Charles Martin Smith's compassionate follow-up to the 2011 surprise hit once again hits a sweet spot for family auds and animal lovers.
Blissfully swimming against the hyperactive kidpic tide, “Dolphin Tale 2” gently peddles inspirational life lessons while respecting both its characters and its audience. Arriving three years after its surprise hit predecessor, this sequel about the unbreakable bonds between a boy and his dolphin remains too square and earnest to appeal beyond families and animal lovers. Nevertheless, writer-director Charles Martin Smith hits the sweet spot for that target audience once again, and in the process delivers a more streamlined storyline and ever so slightly darker shadings to further justify the follow-up. Duplicating the original’s $72 million domestic B.O. could be a challenge — especially given the commendable decision to ditch the first film’s unnecessary 3D release — but solid returns look like a walk in the aquatic park.
All the key “Dolphin Tale” players return here, beginning with plucky protagonist Sawyer Nelson (Nathan Gamble) — now an increasingly self-assured young teenager — and his marine mammal pal, Winter (playing herself with occasional assists from animatronics and visual effects). Both on- and offscreen, Winter managed to survive and thrive after the amputation of her tail with the assistance of a custom-designed prosthetic, becoming a star attraction at Florida’s Clearwater Marine Aquarium.
That’s where Sawyer spends his summers working alongside noble role model Dr. Clay Haskett (Harry Connick Jr.) and his daughter Hazel (Cozi Zuehlsdorff), who shares Sawyer’s passion for sea life and begins to develop more than just a platonic affection for the boy she’s grown up with. (The delicate progression of their unrequited romance dodges genre conventions for something a little less predictable, which can’t exactly be said of the pic overall.)
With Sawyer and Winter both facing sudden turning points — Sawyer in the form of an offer to spend a semester at sea in a prestigious study program and Winter in the wake of the death of elderly aquarium poolmate Panama — the drama pivots on two questions. Can Clearwater locate a USDA mandated companion for Winter? And can Sawyer comfortably leave her behind to pursue his own dreams? Any mild suspense is squashed with the late arrival of a baby dolphin named (what else?) Hope — a fortuitous plot twist also inspired by real life events.
Much of “Dolphin Tale 2” is as on-the-nose as Hope’s name, but parents aren’t likely to object to a film that provides squeaky clean entertainment without sending gag reflexes into overdrive. Even in the movie’s most egregious flights of fancy — young Sawyer lecturing a room full of adult professionals on the best methods to introduce Hope to Winter; a comic-relief subplot detailing a pelican’s nearly stalkerish obsession with a sea turtle — the innate warmth of the characters provides enough of a ballast for all but the most extreme cynics.
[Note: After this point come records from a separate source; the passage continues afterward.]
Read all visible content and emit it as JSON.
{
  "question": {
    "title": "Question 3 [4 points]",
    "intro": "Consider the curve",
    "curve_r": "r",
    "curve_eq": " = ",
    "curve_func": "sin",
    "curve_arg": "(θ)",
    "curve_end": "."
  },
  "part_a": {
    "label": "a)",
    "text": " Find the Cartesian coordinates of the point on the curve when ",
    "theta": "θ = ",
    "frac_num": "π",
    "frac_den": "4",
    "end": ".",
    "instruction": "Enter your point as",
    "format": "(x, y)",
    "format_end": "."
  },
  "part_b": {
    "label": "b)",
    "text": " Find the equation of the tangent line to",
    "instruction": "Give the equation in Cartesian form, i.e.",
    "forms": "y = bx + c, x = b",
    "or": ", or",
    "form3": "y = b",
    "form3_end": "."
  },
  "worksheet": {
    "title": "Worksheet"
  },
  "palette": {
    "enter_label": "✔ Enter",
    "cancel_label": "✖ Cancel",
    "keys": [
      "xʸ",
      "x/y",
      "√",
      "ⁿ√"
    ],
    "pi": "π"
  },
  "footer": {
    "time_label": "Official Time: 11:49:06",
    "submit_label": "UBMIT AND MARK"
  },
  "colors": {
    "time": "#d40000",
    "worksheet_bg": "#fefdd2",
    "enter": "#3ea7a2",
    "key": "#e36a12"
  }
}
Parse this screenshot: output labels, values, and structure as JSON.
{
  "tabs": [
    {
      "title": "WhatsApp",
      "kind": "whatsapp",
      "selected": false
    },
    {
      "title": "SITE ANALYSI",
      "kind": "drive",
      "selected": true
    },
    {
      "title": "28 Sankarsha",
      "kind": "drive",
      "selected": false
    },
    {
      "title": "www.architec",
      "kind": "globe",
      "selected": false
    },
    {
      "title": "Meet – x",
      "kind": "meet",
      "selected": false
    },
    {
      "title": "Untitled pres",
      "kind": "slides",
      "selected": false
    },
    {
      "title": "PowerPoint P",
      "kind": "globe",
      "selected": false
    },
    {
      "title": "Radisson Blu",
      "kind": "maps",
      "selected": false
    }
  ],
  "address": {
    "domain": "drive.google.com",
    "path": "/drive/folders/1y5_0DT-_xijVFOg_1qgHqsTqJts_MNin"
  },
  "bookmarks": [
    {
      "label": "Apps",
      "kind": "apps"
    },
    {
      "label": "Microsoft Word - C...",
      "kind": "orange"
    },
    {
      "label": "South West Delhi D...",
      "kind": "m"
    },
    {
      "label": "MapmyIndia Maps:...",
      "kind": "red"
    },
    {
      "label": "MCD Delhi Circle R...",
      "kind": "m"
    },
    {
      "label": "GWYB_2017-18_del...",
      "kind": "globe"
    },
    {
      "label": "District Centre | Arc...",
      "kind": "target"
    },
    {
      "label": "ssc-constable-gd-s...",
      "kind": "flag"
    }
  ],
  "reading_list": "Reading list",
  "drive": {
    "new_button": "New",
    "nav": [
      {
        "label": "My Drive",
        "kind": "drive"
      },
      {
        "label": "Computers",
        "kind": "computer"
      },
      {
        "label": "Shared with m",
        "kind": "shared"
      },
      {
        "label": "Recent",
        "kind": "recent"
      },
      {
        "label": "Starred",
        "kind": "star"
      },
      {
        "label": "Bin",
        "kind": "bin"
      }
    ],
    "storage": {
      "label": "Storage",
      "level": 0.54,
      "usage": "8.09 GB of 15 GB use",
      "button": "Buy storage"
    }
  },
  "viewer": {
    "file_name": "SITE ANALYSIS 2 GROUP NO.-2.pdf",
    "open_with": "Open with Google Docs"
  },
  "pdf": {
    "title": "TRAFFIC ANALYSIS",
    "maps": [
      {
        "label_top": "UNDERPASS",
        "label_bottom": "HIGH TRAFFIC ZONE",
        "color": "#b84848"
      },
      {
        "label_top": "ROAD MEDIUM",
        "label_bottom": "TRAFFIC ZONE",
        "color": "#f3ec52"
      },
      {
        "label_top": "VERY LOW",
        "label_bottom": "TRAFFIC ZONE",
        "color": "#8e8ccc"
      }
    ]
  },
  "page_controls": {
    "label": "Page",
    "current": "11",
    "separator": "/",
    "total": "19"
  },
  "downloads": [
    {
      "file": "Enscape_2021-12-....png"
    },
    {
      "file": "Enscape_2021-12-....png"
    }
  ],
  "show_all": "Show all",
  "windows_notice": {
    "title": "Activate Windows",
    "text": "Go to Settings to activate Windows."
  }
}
Indeed, an unforced sense of decency emerges as the most noteworthy element here, especially with Smith’s script paying special attention to the last part of the aquarium’s “Rescue, Rehabilitate, Release” mantra. If an animal is healthy enough to return to its natural habitat without threatening its safety, that’s what will happen — a strict tenant for Haskett that causes some friction with Sawyer and Hazel when it compromises their ability to hold on to Winter after Panama’s passing.
Pic’s sturdy emphasis on compassion as a virtue extends to the limited screen time for overqualified supporting players Ashley Judd as Sawyer’s mom and Morgan Freeman as Winter’s prosthetic designer. They’re both primarily on hand to capably deliver words of wisdom without descending into preachiness.
Those strengths compensate for a proficient but largely undistinguished tech package — although the visual effects employed to blend shots of real and artificial dolphins, often within the same scene, are a little more seamless now than they were three years ago.
Rachel Portman’s soaring score is an even more marked improvement over the first “Tale,” but the standout tech element remains the same: sparingly used underwater cinematography by Pete Zuccarini. This time he works in tandem with documentarian Bob Talbot, unencumbered by the need for oversized 3D cameras, and captures a strikingly beautiful submarine ballet featuring pro surfer Bethany Hamilton (playing herself in a fleeting cameo) swimming with Winter to rep the humble pic’s aesthetic high point.